Avoid brochure-ware, simple conversions of brochures to web pages. Better to recast the content of a brochure into web pages that use guidelines above to better attract users’ attention.
Help web readers find the information they’re seeking.
Provide facts and avoid interpretation and fluff.
Use headlines and subheads that avoid cliché and tell something useful.
Search Engine Optimization
Use concise headlines that state key elements of the content.
Callout key words using subheads and definition lists.
Include a story summary in the meta-text field.
Use lists to attract attention, shorten text, and show relationships.
Introduce lists with a clear, descriptive sentence or phrase.
Keep bullet items short.
Use parallel construction for all bullet items.
Capitalize first word of each bullet.
Use a period when bullet item is a complete sentence.
Grammar and Spelling
Always proofread content.
Poorly written content and frequent errors and inconsistencies erode our organization’s credibility.
Tone and Voice
Second-person voice is encouraged. Address the audience as “you” and “your.”
Limit use of first-person voice. Never use “I” unless it is in a direct quote.

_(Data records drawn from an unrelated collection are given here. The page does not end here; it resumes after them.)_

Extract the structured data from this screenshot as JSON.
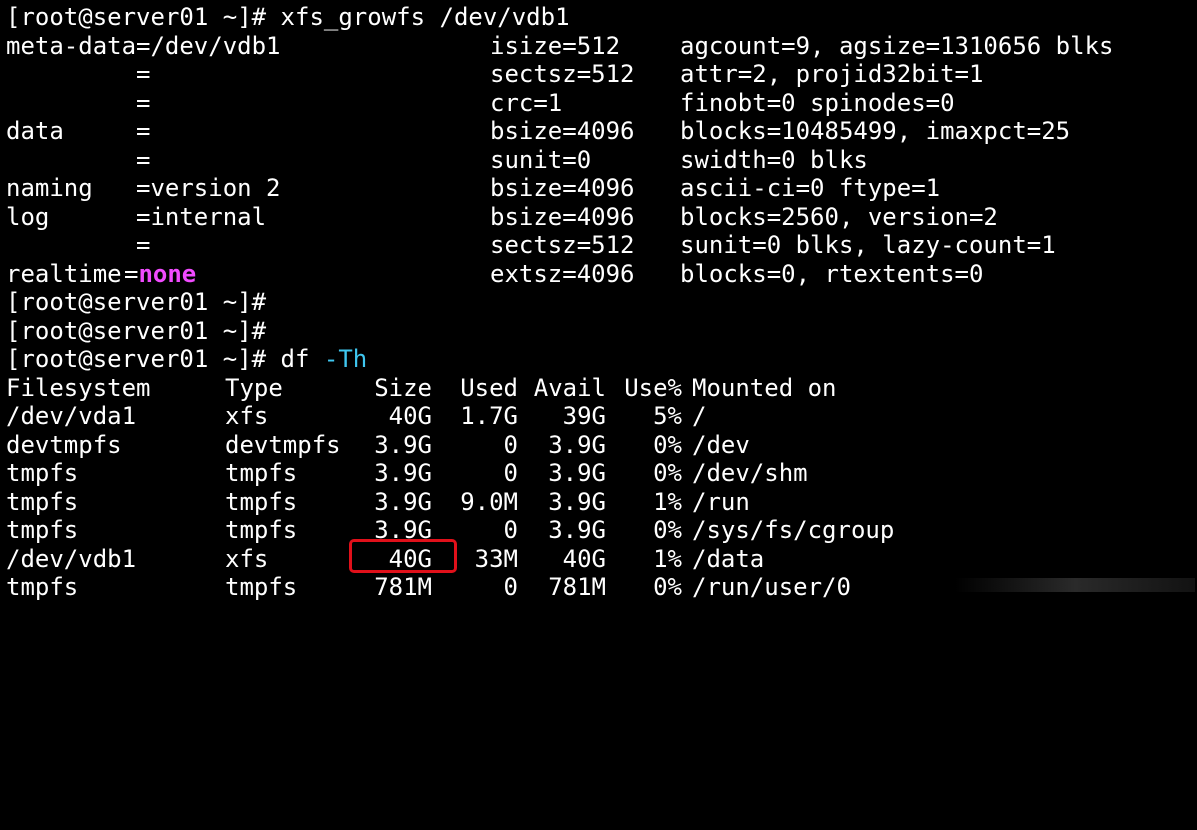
{
  "xfs_growfs": {
    "prompt": "[root@server01 ~]# ",
    "command": "xfs_growfs /dev/vdb1",
    "rows": [
      {
        "section": "meta-data",
        "field": "=/dev/vdb1",
        "param": "isize=512",
        "info": "agcount=9, agsize=1310656 blks"
      },
      {
        "section": "",
        "field": "=",
        "param": "sectsz=512",
        "info": "attr=2, projid32bit=1"
      },
      {
        "section": "",
        "field": "=",
        "param": "crc=1",
        "info": "finobt=0 spinodes=0"
      },
      {
        "section": "data",
        "field": "=",
        "param": "bsize=4096",
        "info": "blocks=10485499, imaxpct=25"
      },
      {
        "section": "",
        "field": "=",
        "param": "sunit=0",
        "info": "swidth=0 blks"
      },
      {
        "section": "naming",
        "field": "=version 2",
        "param": "bsize=4096",
        "info": "ascii-ci=0 ftype=1"
      },
      {
        "section": "log",
        "field": "=internal",
        "param": "bsize=4096",
        "info": "blocks=2560, version=2"
      },
      {
        "section": "",
        "field": "=",
        "param": "sectsz=512",
        "info": "sunit=0 blks, lazy-count=1"
      }
    ],
    "realtime": {
      "section": "realtime",
      "eq": "=",
      "value": "none",
      "param": "extsz=4096",
      "info": "blocks=0, rtextents=0"
    }
  },
  "empty_prompts": [
    "[root@server01 ~]#",
    "[root@server01 ~]#"
  ],
  "df": {
    "prompt": "[root@server01 ~]# ",
    "command": "df",
    "flag": "-Th",
    "headers": [
      "Filesystem",
      "Type",
      "Size",
      "Used",
      "Avail",
      "Use%",
      "Mounted on"
    ],
    "rows": [
      [
        "/dev/vda1",
        "xfs",
        "40G",
        "1.7G",
        "39G",
        "5%",
        "/"
      ],
      [
        "devtmpfs",
        "devtmpfs",
        "3.9G",
        "0",
        "3.9G",
        "0%",
        "/dev"
      ],
      [
        "tmpfs",
        "tmpfs",
        "3.9G",
        "0",
        "3.9G",
        "0%",
        "/dev/shm"
      ],
      [
        "tmpfs",
        "tmpfs",
        "3.9G",
        "9.0M",
        "3.9G",
        "1%",
        "/run"
      ],
      [
        "tmpfs",
        "tmpfs",
        "3.9G",
        "0",
        "3.9G",
        "0%",
        "/sys/fs/cgroup"
      ],
      [
        "/dev/vdb1",
        "xfs",
        "40G",
        "33M",
        "40G",
        "1%",
        "/data"
      ],
      [
        "tmpfs",
        "tmpfs",
        "781M",
        "0",
        "781M",
        "0%",
        "/run/user/0"
      ]
    ]
  },
  "colors": {
    "background": "#000000",
    "text": "#ffffff",
    "none_highlight": "#f14bff",
    "flag_highlight": "#3fc7f0",
    "annotation_box": "#e0101a"
  }
}
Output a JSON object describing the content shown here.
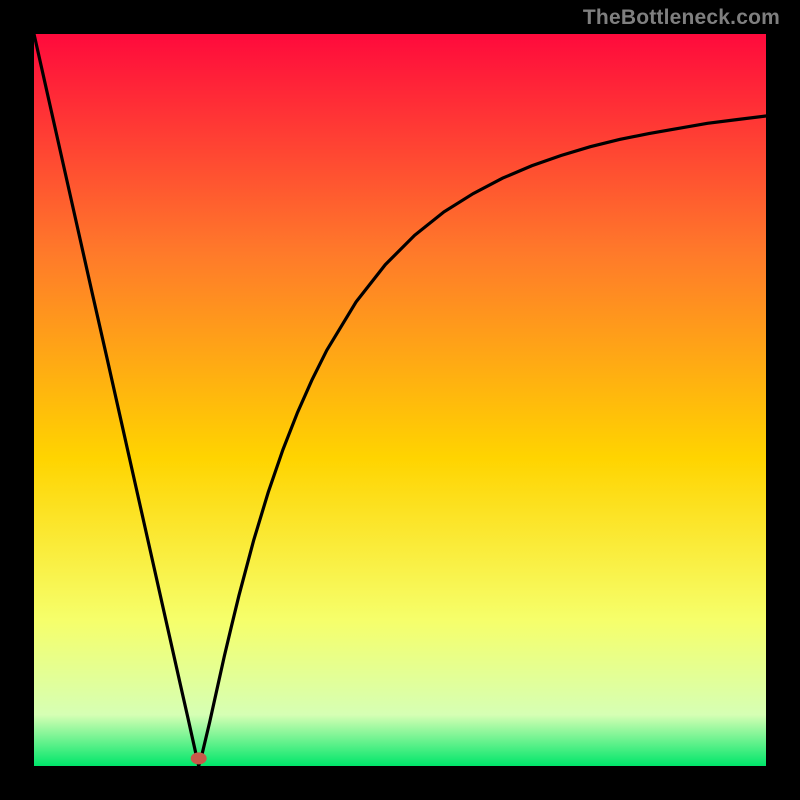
{
  "watermark": "TheBottleneck.com",
  "chart_data": {
    "type": "line",
    "title": "",
    "xlabel": "",
    "ylabel": "",
    "xlim": [
      0,
      100
    ],
    "ylim": [
      0,
      100
    ],
    "gradient_colors": {
      "top": "#ff0a3c",
      "upper_mid": "#ff7a2a",
      "mid": "#ffd400",
      "lower_mid": "#f6ff6a",
      "near_bottom": "#d6ffb4",
      "bottom": "#00e66a"
    },
    "marker": {
      "x": 22.5,
      "y": 0.5,
      "color": "#c85a4a"
    },
    "curve_description": "V-shaped curve: steep straight descent from top-left to a minimum near x≈22, then a concave-upward rise approaching the top-right.",
    "series": [
      {
        "name": "bottleneck-curve",
        "x": [
          0,
          2,
          4,
          6,
          8,
          10,
          12,
          14,
          16,
          18,
          20,
          21,
          22,
          22.5,
          23,
          24,
          25,
          26,
          27,
          28,
          30,
          32,
          34,
          36,
          38,
          40,
          44,
          48,
          52,
          56,
          60,
          64,
          68,
          72,
          76,
          80,
          84,
          88,
          92,
          96,
          100
        ],
        "y": [
          100,
          91.1,
          82.2,
          73.3,
          64.4,
          55.6,
          46.7,
          37.8,
          28.9,
          20.0,
          11.1,
          6.7,
          2.2,
          0.0,
          1.8,
          6.0,
          10.5,
          15.0,
          19.2,
          23.3,
          30.8,
          37.4,
          43.2,
          48.3,
          52.8,
          56.8,
          63.4,
          68.5,
          72.5,
          75.7,
          78.2,
          80.3,
          82.0,
          83.4,
          84.6,
          85.6,
          86.4,
          87.1,
          87.8,
          88.3,
          88.8
        ]
      }
    ]
  }
}
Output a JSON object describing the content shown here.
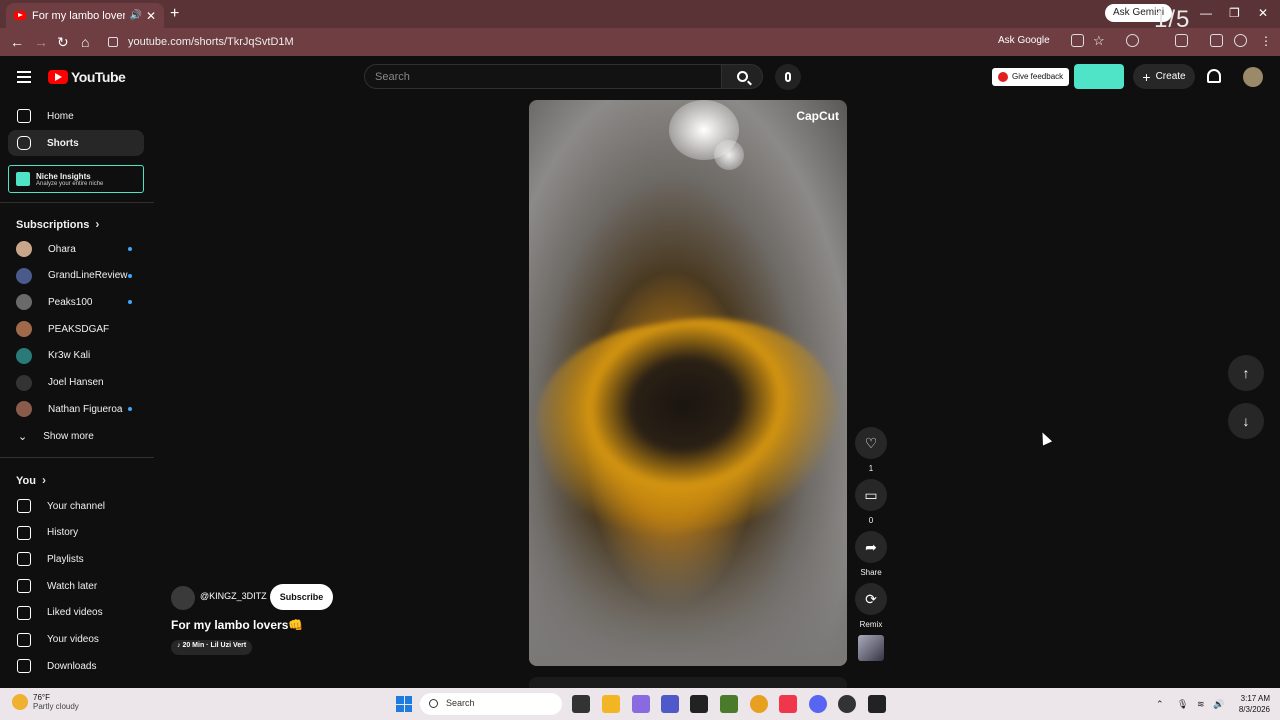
{
  "browser": {
    "tab_title": "For my lambo lovers👊 - Yo",
    "tab_audio_icon": "speaker-icon",
    "new_tab_label": "+",
    "url": "youtube.com/shorts/TkrJqSvtD1M",
    "ask_gemini": "Ask Gemini",
    "ask_google": "Ask Google",
    "overlay_counter": "1/5"
  },
  "header": {
    "logo_text": "YouTube",
    "search_placeholder": "Search",
    "give_feedback": "Give feedback",
    "create_label": "Create"
  },
  "sidebar": {
    "main": [
      {
        "label": "Home",
        "icon": "home-icon"
      },
      {
        "label": "Shorts",
        "icon": "shorts-icon"
      }
    ],
    "niche": {
      "title": "Niche Insights",
      "subtitle": "Analyze your entire niche"
    },
    "subscriptions_title": "Subscriptions",
    "subscriptions": [
      {
        "label": "Ohara",
        "color": "#c9a58a",
        "new": true
      },
      {
        "label": "GrandLineReview",
        "color": "#4a5a8a",
        "new": true
      },
      {
        "label": "Peaks100",
        "color": "#6a6a6a",
        "new": true
      },
      {
        "label": "PEAKSDGAF",
        "color": "#a06a4a",
        "new": false
      },
      {
        "label": "Kr3w Kali",
        "color": "#2a7a7a",
        "new": false
      },
      {
        "label": "Joel Hansen",
        "color": "#333333",
        "new": false
      },
      {
        "label": "Nathan Figueroa",
        "color": "#8a5a4a",
        "new": true
      }
    ],
    "show_more": "Show more",
    "you_title": "You",
    "you_items": [
      {
        "label": "Your channel",
        "icon": "channel-icon"
      },
      {
        "label": "History",
        "icon": "history-icon"
      },
      {
        "label": "Playlists",
        "icon": "playlists-icon"
      },
      {
        "label": "Watch later",
        "icon": "clock-icon"
      },
      {
        "label": "Liked videos",
        "icon": "thumbs-up-icon"
      },
      {
        "label": "Your videos",
        "icon": "video-icon"
      },
      {
        "label": "Downloads",
        "icon": "download-icon"
      }
    ]
  },
  "short": {
    "watermark": "CapCut",
    "channel": "@KINGZ_3DITZ",
    "subscribe_label": "Subscribe",
    "title": "For my lambo lovers👊",
    "music": "♪ 20 Min · Lil Uzi Vert",
    "actions": {
      "like_count": "1",
      "comment_count": "0",
      "share_label": "Share",
      "remix_label": "Remix"
    }
  },
  "taskbar": {
    "temperature": "76°F",
    "condition": "Partly cloudy",
    "search_label": "Search",
    "time": "3:17 AM",
    "date": "8/3/2026"
  }
}
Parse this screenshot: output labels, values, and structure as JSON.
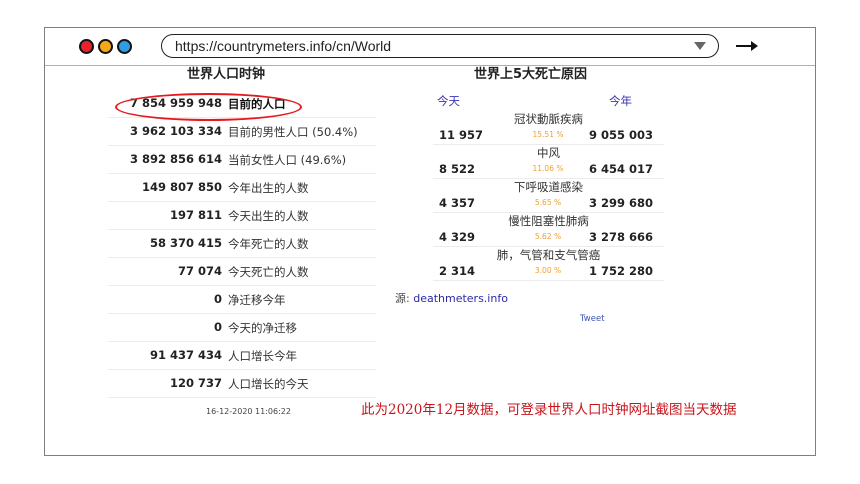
{
  "browser": {
    "url": "https://countrymeters.info/cn/World",
    "dots": [
      "#e8222a",
      "#f5a81c",
      "#2e9be3"
    ]
  },
  "clock": {
    "title": "世界人口时钟",
    "rows": [
      {
        "value": "7 854 959 948",
        "label": "目前的人口"
      },
      {
        "value": "3 962 103 334",
        "label": "目前的男性人口 (50.4%)"
      },
      {
        "value": "3 892 856 614",
        "label": "当前女性人口 (49.6%)"
      },
      {
        "value": "149 807 850",
        "label": "今年出生的人数"
      },
      {
        "value": "197 811",
        "label": "今天出生的人数"
      },
      {
        "value": "58 370 415",
        "label": "今年死亡的人数"
      },
      {
        "value": "77 074",
        "label": "今天死亡的人数"
      },
      {
        "value": "0",
        "label": "净迁移今年"
      },
      {
        "value": "0",
        "label": "今天的净迁移"
      },
      {
        "value": "91 437 434",
        "label": "人口增长今年"
      },
      {
        "value": "120 737",
        "label": "人口增长的今天"
      }
    ],
    "timestamp": "16-12-2020 11:06:22"
  },
  "deaths": {
    "title": "世界上5大死亡原因",
    "header_today": "今天",
    "header_year": "今年",
    "rows": [
      {
        "cause": "冠状動脈疾病",
        "today": "11 957",
        "percent": "15.51 %",
        "year": "9 055 003"
      },
      {
        "cause": "中风",
        "today": "8 522",
        "percent": "11.06 %",
        "year": "6 454 017"
      },
      {
        "cause": "下呼吸道感染",
        "today": "4 357",
        "percent": "5.65 %",
        "year": "3 299 680"
      },
      {
        "cause": "慢性阻塞性肺病",
        "today": "4 329",
        "percent": "5.62 %",
        "year": "3 278 666"
      },
      {
        "cause": "肺，气管和支气管癌",
        "today": "2 314",
        "percent": "3.00 %",
        "year": "1 752 280"
      }
    ],
    "source_prefix": "源:",
    "source_link": "deathmeters.info",
    "tweet": "Tweet"
  },
  "annotation": {
    "note": "此为2020年12月数据，可登录世界人口时钟网址截图当天数据",
    "color": "#c8151b"
  }
}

Use “we” and “our” only when it is clear to whom it refers, such as a team of providers or a group providing a service or program.
Use active voice.
Problems arise when content sounds overly empathetic, too conversational, or patronizing. Be clear, direct, and respectful.
Use language that’s familiar to the user but avoid jargon or clichés.
Aim for language appropriate for sixth through eighth grade, using the tool provided by Microsoft Word.
Build on existing understandings and models of information.
When several links are referred to in an article, try to present them in a group rather than have them scattered throughout the piece.
When possible, link to content that exists on our own sites (uihc.org, uichildrens.org, uihealthcare.org, medicine.uiowa.edu).
Be sure the text that’s linked has relevant meaning to the destination it is headed. Do not use language like “Click here.”
Limit linking to .pdf documents. PDFs should be used only for forms to be filled out and mailed in; long publications (annual reports, case findings, etc.) with little need to be converted to web pages; and ephemeral pieces (marketing fliers, event giveaways).
Phone numbers should appear as links, allowing automatic dialing when viewed on phones.
Email addresses should appear as the full address and not a link on the person’s name.